I was diagnosed with a lobular grade 2 cancer in February 2019 after noticing a small spot on the skin which did not go away. I had no lump. Nothing was revealed on a mammogram or ultra sound or on physical examination. A biopsy of the spot revealed cancer cells so I was referred for an MRI which showed a few small areas of cancer cells in my left breast. I had to have a mastectomy.
I queried the value of an annual mammogram as all my mammograms came back clear. My consultant discussed my concerns with the radiology team and it was agreed that annual MRI s were appropriate in the circumstances. I would raise it with your consultant. Good luck. The hospital I attend is the major breast care centre in the South West.

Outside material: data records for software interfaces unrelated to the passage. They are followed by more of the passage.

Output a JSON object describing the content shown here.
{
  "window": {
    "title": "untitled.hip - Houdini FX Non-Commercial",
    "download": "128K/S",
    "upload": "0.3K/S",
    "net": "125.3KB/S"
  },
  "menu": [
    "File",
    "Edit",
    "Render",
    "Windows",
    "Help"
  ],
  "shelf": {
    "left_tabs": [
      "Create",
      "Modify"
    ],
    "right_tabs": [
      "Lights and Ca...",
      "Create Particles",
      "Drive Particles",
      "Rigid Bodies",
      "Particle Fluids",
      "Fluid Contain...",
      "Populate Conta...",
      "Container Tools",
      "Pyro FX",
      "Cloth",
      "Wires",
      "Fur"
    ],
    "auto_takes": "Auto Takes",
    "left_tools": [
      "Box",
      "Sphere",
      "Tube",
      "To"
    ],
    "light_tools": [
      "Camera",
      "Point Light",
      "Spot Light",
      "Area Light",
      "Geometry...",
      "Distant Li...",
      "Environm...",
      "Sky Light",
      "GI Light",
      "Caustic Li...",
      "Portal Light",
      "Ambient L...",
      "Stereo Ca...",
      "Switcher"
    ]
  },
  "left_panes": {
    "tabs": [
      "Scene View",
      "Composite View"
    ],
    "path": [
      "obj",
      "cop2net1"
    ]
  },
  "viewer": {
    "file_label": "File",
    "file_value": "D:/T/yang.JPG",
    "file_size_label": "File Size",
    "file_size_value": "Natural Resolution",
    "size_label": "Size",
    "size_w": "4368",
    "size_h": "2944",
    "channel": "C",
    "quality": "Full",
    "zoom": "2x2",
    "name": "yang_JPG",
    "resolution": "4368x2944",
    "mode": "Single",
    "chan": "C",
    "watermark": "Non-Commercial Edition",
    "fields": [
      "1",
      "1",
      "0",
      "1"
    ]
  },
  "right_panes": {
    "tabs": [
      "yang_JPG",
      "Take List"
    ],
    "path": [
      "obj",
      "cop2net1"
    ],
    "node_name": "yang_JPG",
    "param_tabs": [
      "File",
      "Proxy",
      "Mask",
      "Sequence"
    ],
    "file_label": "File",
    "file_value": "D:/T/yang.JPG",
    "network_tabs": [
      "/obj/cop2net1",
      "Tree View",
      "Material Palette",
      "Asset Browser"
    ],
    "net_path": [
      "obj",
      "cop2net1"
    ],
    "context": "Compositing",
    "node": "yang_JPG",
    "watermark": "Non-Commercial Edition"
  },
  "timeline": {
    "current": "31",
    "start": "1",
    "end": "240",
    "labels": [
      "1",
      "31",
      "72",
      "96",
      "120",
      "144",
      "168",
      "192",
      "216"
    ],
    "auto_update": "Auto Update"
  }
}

I can't fault the care I have received. The team at the hospital have been amazing. I was offered a Diep flat reconstruction a month or so after my original operation when it was clear that I would not need chemo or radiotherapy. I was reluctant to go through major surgery after having completely recovered from the mastectomy. I came across a new technique using lipo modelling to create a breast. I asked the onco plastic surgeon if that was an option for me. I had small boobs. She agreed and in Feb this year had a short operation as a day case when fat was removed from my thighs and injected into the mastectomy area. I am really pleased with it. I now have a cleavage again and although I wear a small amount of padding I no longer use the prothesis. In a swim suit you can't tell I had a mastectomy. I recovered really quickly and was able to drive within days. I just have a couple of small scars at the top of each thigh.
Good luck and take care everyone.
In 2008 I was diagnosed with bc for the first time, an 8mm lobular cancer in right breast, only discovered after a lumpectomy for DCIS. Lymph nodes clear, radiotherapy, sorted. Fast forward to 2019 and my first routine mammogram, after 10 years apparently all clear. A lump found in left breast which turned out to be 26mm ductal cancer, 1 lymph node positive. But also the radiologist saw a ‘very small’ lesion in my right breast, which also turned out to test positive for bc. The consultant also said this was a tiny lump, not detected on the mammogram, and barely seen with ultrasound. It was agreed to go for another lumpectomy so I had both sides at the same time.
The result for my right side came back as lobular cancer again, no clear margins and I returned for a mastectomy last July. It was in fact 45mm. I have recovered well, and finished treatment last October, now on letrozole plus Adcal-D3.
I was told that I would now just have an annual mammogram for my remaining left breast for 5 years as follow up. After some weeks of reflecting on this, I wrote to the consultant and asked him if i could have an MRI scan at some point as lobular cancer had twice not been detected by mammogram, and barely by ultrasound until it had reached 45mm.
He seems very reluctant to offer me an MRI, saying a mammogram should be sufficient.
I would be interested to know other people’s experience with lobular cancer - have you been offered an MRI? Does it vary between areas and/or consultants? Has anyone decided to go for a private MRI after being refused my NHS?
On a positive note, I have recovered well from all the treatment (though I did not have chemo) and am getting on cheerfully with life again, all be it in lockdown!